And then that damn angel ruined it all. How could the Priory be evil if an angel was protecting it? It was this thought that planted doubt in the minds of the townsfolk and diffused the mob. But once again the Twelve had smiled upon him for his pious work and sent another blessing to him.

The majority of the town congregated in the local tavern after sunset. The placed had become a real asset to Graydon; minds were much easier to manipulate when plied with ale. He had come straight here upon receiving the confirmation he had so sorely desired, while sending him men to gather as many of the townsfolk as possible.

“Good townsfolk of Grom,” he shouted over the noise of the crown, “I stand before you because I have come to love this town in the short time I have been here, and I cannot allow the cursed Priory to bring harm to you good people.”

The crowd began to quiet, eager to hear what he had to say, but a few dissenters spoke up, voicing their concerns over the archangel protecting the monastery or denouncing the thought of the Priory harming anyone. His men quickly and quietly took care of anyone who would impede his progress; it was difficult to notice someone being knifed in the back in such a large crowd.

“I have just received confirmation of what we all feared; the Priory is indeed harbouring a foul demon,” he placed his hand on the shoulder of the man standing next to him, the young monk Marcus, “this brave man has come forward, and confessed his sins to me. The Priory has indeed been harbouring a demon within its walls for many years,” cries of outrage erupted within the tavern, “what’s more, other evil creatures have joined the demon; an ape like mockery of mankind, a brown skinned woman with the white hair of a witch and a false knight with fiery eyes. Together they surely plan to attack fine Grom and take your children like they tried to take Inan’s.”

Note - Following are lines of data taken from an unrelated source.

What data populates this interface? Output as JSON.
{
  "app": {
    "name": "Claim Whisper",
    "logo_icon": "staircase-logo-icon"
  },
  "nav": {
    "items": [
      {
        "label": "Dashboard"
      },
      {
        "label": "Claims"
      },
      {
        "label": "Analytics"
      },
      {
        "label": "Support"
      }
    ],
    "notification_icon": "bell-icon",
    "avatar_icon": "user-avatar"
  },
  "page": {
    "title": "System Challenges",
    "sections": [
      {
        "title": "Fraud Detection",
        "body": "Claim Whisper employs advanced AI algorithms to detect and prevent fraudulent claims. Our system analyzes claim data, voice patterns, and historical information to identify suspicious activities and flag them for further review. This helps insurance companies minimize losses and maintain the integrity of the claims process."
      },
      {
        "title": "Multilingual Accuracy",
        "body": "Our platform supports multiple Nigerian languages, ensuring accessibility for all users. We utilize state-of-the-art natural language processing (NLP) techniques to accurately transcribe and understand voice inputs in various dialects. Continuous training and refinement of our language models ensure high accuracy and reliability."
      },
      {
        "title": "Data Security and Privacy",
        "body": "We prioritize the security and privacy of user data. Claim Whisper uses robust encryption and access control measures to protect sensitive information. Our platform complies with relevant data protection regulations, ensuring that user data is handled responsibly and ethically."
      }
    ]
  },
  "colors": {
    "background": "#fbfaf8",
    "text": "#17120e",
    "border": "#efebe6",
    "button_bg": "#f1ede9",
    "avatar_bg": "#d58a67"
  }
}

He smiled inwardly as the mob erupted into cries of panic and fury, “Come friends, let us march to the monastery and raze the cursed place to the ground!”

Marcus’ eyes widened in horror and he grabbed Creed by the arm, “No! You promised you would only take the demon and the outsiders,”

Graydon’s calloused knuckles connected with the monk’s nose, knocking him to the ground in a bloodied mess.

“Demon or not your kind are going to burn either way, be thankful you’re not sharing their fate,” he spat upon the monk and led the mob out on a mission of destruction.